Duterte-Obama meeting in doubt

Barack Obama experienced an amicable relationship with the previous president, Benigno Aquino. Source: Wikimedia

The Philippine president, Rodrigo Duterte, has called his US counterpart and key ally Barack Obama a “son of a whore”, warning him not to raise human rights issues, or mass-murder as it is often known. Obama in turn has questioned whether he should make time to meet Duterte.

The outspoken head of state was asked how he intended to respond should Obama ask about his war on drugs and mass killings that are spreading through the archipelago. Hundreds of people have died in anti-drug operations and vigilante slaughter since Duterte took office.

The two presidents are due to meet on Tuesday in Laos at an Asean conference. The UN, Roman Catholic Church and numerous NGOs have also criticised Duterte’s approach to state-sponsored killings.

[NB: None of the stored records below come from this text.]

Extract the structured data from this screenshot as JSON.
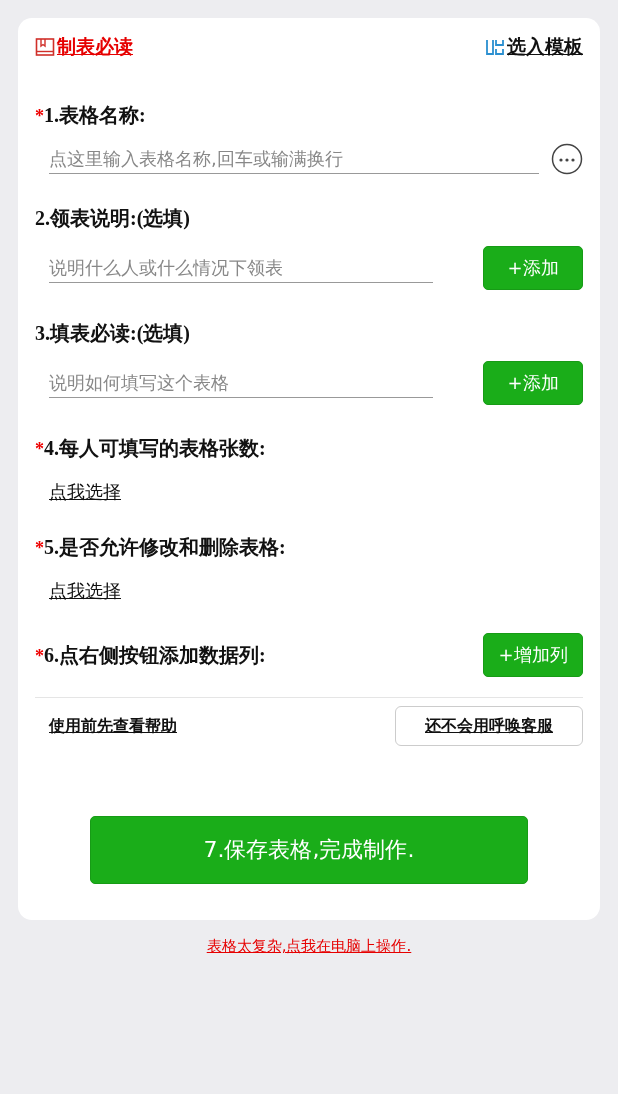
{
  "header": {
    "guide_link": "制表必读",
    "template_link": "选入模板"
  },
  "sections": [
    {
      "marker": "*",
      "label": "1.表格名称:",
      "kind": "title_input",
      "placeholder": "点这里输入表格名称,回车或输满换行"
    },
    {
      "label": "2.领表说明:(选填)",
      "kind": "input_add",
      "placeholder": "说明什么人或什么情况下领表",
      "button": "+添加"
    },
    {
      "label": "3.填表必读:(选填)",
      "kind": "input_add",
      "placeholder": "说明如何填写这个表格",
      "button": "+添加"
    },
    {
      "marker": "*",
      "label": "4.每人可填写的表格张数:",
      "kind": "choose",
      "link": "点我选择"
    },
    {
      "marker": "*",
      "label": "5.是否允许修改和删除表格:",
      "kind": "choose",
      "link": "点我选择"
    },
    {
      "marker": "*",
      "label": "6.点右侧按钮添加数据列:",
      "kind": "header_button",
      "button": "+增加列"
    }
  ],
  "help": {
    "link": "使用前先查看帮助",
    "button": "还不会用呼唤客服"
  },
  "save_button": "7.保存表格,完成制作.",
  "pc_link": "表格太复杂,点我在电脑上操作."
}
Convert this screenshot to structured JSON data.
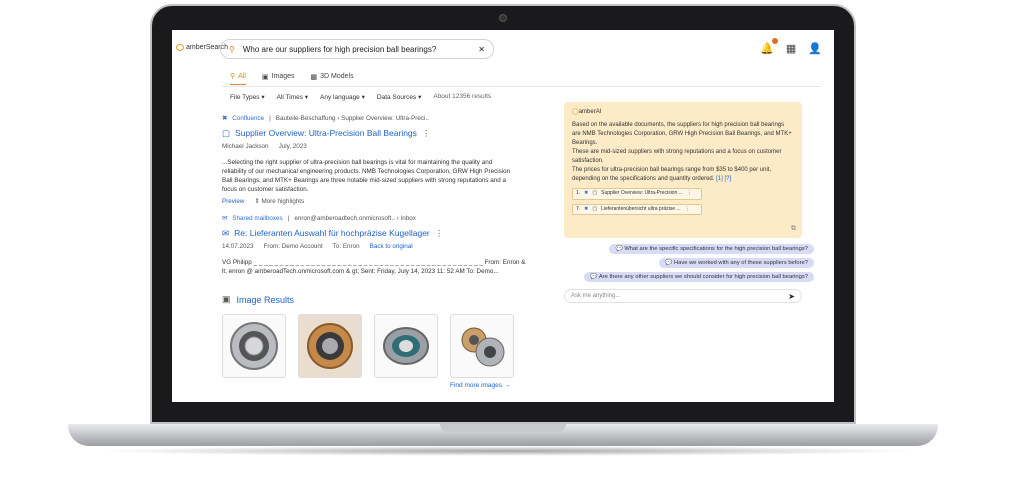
{
  "app": {
    "logo": "amberSearch"
  },
  "search": {
    "query": "Who are our suppliers for high precision ball bearings?"
  },
  "tabs": [
    {
      "label": "All"
    },
    {
      "label": "Images"
    },
    {
      "label": "3D Models"
    }
  ],
  "filters": {
    "file_types": "File Types",
    "all_times": "All Times",
    "any_language": "Any language",
    "data_sources": "Data Sources",
    "result_count": "About 12356 results"
  },
  "results": [
    {
      "source": "Confluence",
      "path": "Bauteile-Beschaffung › Supplier Overview: Ultra-Preci..",
      "title": "Supplier Overview: Ultra-Precision Ball Bearings",
      "author": "Michael Jackson",
      "date": "July, 2023",
      "snippet": "...Selecting the right supplier of ultra-precision ball bearings is vital for maintaining the quality and reliability of our mechanical engineering products. NMB Technologies Corporation, GRW High Precision Ball Bearings, and MTK+ Bearings are three notable mid-sized suppliers with strong reputations and a focus on customer satisfaction.",
      "preview": "Preview",
      "more": "More highlights"
    },
    {
      "source": "Shared mailboxes",
      "path": "enron@amberoadtech.onmicrosoft.. › Inbox",
      "title": "Re: Lieferanten Auswahl für hochpräzise Kugellager",
      "date": "14.07.2023",
      "from_label": "From:",
      "from": "Demo Account",
      "to_label": "To:",
      "to": "Enron",
      "back": "Back to original",
      "line1": "VG Philipp _ _ _ _ _ _ _ _ _ _ _ _ _ _ _ _ _ _ _ _ _ _ _ _ _ _ _ _ _ _ _ _ _ _ _ _ _ _ _ _ _ _ _ _ From: Enron &",
      "line2": "lt; enron @ amberoadTech.onmicrosoft.com & gt; Sent: Friday, July 14, 2023 11: 52 AM To: Demo..."
    }
  ],
  "images": {
    "title": "Image Results",
    "more": "Find more images →"
  },
  "ai": {
    "brand": "amberAI",
    "answer1": "Based on the available documents, the suppliers for high precision ball bearings are NMB Technologies Corporation, GRW High Precision Ball Bearings, and MTK+ Bearings.",
    "answer2": "These are mid-sized suppliers with strong reputations and a focus on customer satisfaction.",
    "answer3": "The prices for ultra-precision ball bearings range from $35 to $400 per unit, depending on the specifications and quantity ordered.",
    "refs": "[1] [?]",
    "citations": [
      {
        "num": "1.",
        "label": "Supplier Overview: Ultra-Precision ..."
      },
      {
        "num": "7.",
        "label": "Lieferantenübersicht ultra präzise ..."
      }
    ],
    "suggestions": [
      "What are the specific specifications for the high precision ball bearings?",
      "Have we worked with any of these suppliers before?",
      "Are there any other suppliers we should consider for high precision ball bearings?"
    ],
    "ask_placeholder": "Ask me anything..."
  },
  "colors": {
    "accent": "#e4862a",
    "link": "#1f63c9",
    "ai_bg": "#fdebc8"
  }
}
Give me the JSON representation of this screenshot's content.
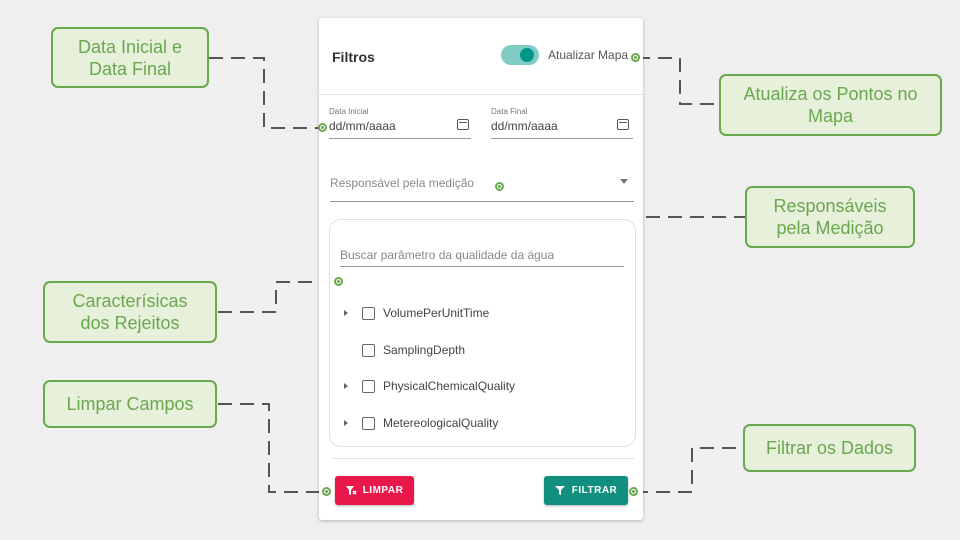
{
  "panel": {
    "title": "Filtros",
    "toggle_label": "Atualizar Mapa",
    "toggle_on": true,
    "date_start": {
      "label": "Data Inicial",
      "value": "dd/mm/aaaa",
      "icon": "calendar-icon"
    },
    "date_end": {
      "label": "Data Final",
      "value": "dd/mm/aaaa",
      "icon": "calendar-icon"
    },
    "responsavel_placeholder": "Responsável pela medição",
    "search_placeholder": "Buscar parâmetro da qualidade da água",
    "tree": [
      {
        "label": "VolumePerUnitTime",
        "expandable": true
      },
      {
        "label": "SamplingDepth",
        "expandable": false
      },
      {
        "label": "PhysicalChemicalQuality",
        "expandable": true
      },
      {
        "label": "MetereologicalQuality",
        "expandable": true
      }
    ],
    "btn_limpar": "LIMPAR",
    "btn_filtrar": "FILTRAR",
    "colors": {
      "accent": "#009688",
      "limpar": "#e8194a",
      "filtrar": "#11907f",
      "callout": "#6aa84f"
    }
  },
  "callouts": {
    "data": "Data Inicial e\nData Final",
    "atualiza": "Atualiza os Pontos no\nMapa",
    "responsaveis": "Responsáveis\npela Medição",
    "caracteristicas": "Caracterísicas\ndos Rejeitos",
    "limpar": "Limpar Campos",
    "filtrar": "Filtrar os Dados"
  }
}
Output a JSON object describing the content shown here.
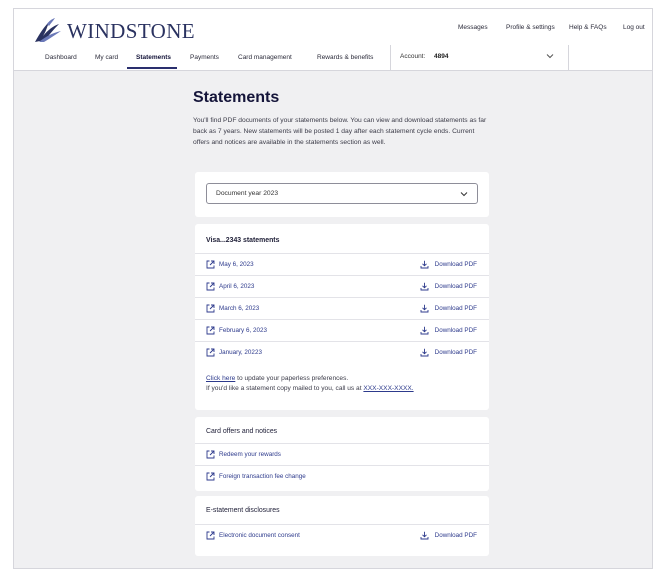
{
  "brand": {
    "name": "WINDSTONE"
  },
  "utility_nav": [
    "Messages",
    "Profile & settings",
    "Help & FAQs",
    "Log out"
  ],
  "main_nav": [
    "Dashboard",
    "My card",
    "Statements",
    "Payments",
    "Card management",
    "Rewards & benefits"
  ],
  "active_nav": "Statements",
  "account": {
    "label": "Account:",
    "number": "4894"
  },
  "page": {
    "title": "Statements",
    "intro": "You'll find PDF documents of your statements below. You can view and download statements as far back as 7 years. New statements will be posted 1 day after each statement cycle ends. Current offers and notices are available in the statements section as well."
  },
  "year_select": {
    "value": "Document year 2023"
  },
  "statements": {
    "title": "Visa...2343 statements",
    "download_label": "Download PDF",
    "items": [
      "May 6, 2023",
      "April 6, 2023",
      "March 6, 2023",
      "February 6, 2023",
      "January, 20223"
    ],
    "paperless_link": "Click here",
    "paperless_text": " to update your paperless preferences.",
    "mail_text": "If you'd like a statement copy mailed to you, call us at ",
    "phone": "XXX-XXX-XXXX."
  },
  "offers": {
    "title": "Card offers and notices",
    "items": [
      "Redeem your rewards",
      "Foreign transaction fee change"
    ]
  },
  "disclosures": {
    "title": "E-statement disclosures",
    "item": "Electronic document consent",
    "download_label": "Download PDF"
  },
  "icons": {
    "logo": "bird-logo-icon",
    "external": "external-link-icon",
    "download": "download-icon",
    "chevron": "chevron-down-icon"
  },
  "colors": {
    "brand": "#2a3260",
    "link": "#2d3a8c",
    "background": "#f0f0f2"
  }
}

But Duterte said he was not concerned about the opinions of those observing his actions, adding that he would not take orders from the Americans, Philippines’ former colonial masters. “I am a president of a sovereign state and we have long ceased to be a colony,” Duterte told reporters before setting off for Laos.

“You must be respectful. Do not just throw away questions and statements. Son of a whore, I will curse you in that forum,” Duterte told the media. “We will be wallowing in the mud like pigs if you do that to me,” added Duterte, who likes a colourful metaphor.

Around 2,400 people have been killed in his war on drugs since he took office and he promises far more.

“More people will be killed, plenty will be killed until the last pusher is out of the streets. Until the drug manufacturer is killed, we will continue and I will continue,” he said.

In August, two UN human rights experts said Duterte’s directive for police and the public to kill suspected drug addicts and traffickers amounted to “incitement to violence and killing, a crime under international law”.

Obama said he was assessing whether a meeting would still be constructive.

“Obviously the Filipino people are some of our closest friends and allies and the Philippines is a treaty ally of ours. But I always want to make sure that if I’m having a meeting that it’s actually productive and we’re getting something done,” he told the media at G20 summit in the eastern Chinese city of Hangzhou.

“I’m going to make an assessment … What is certainly true is that the issues of how we approach fighting crime and drug trafficking is a serious one for all of us, and we’ve got to do it the right way.”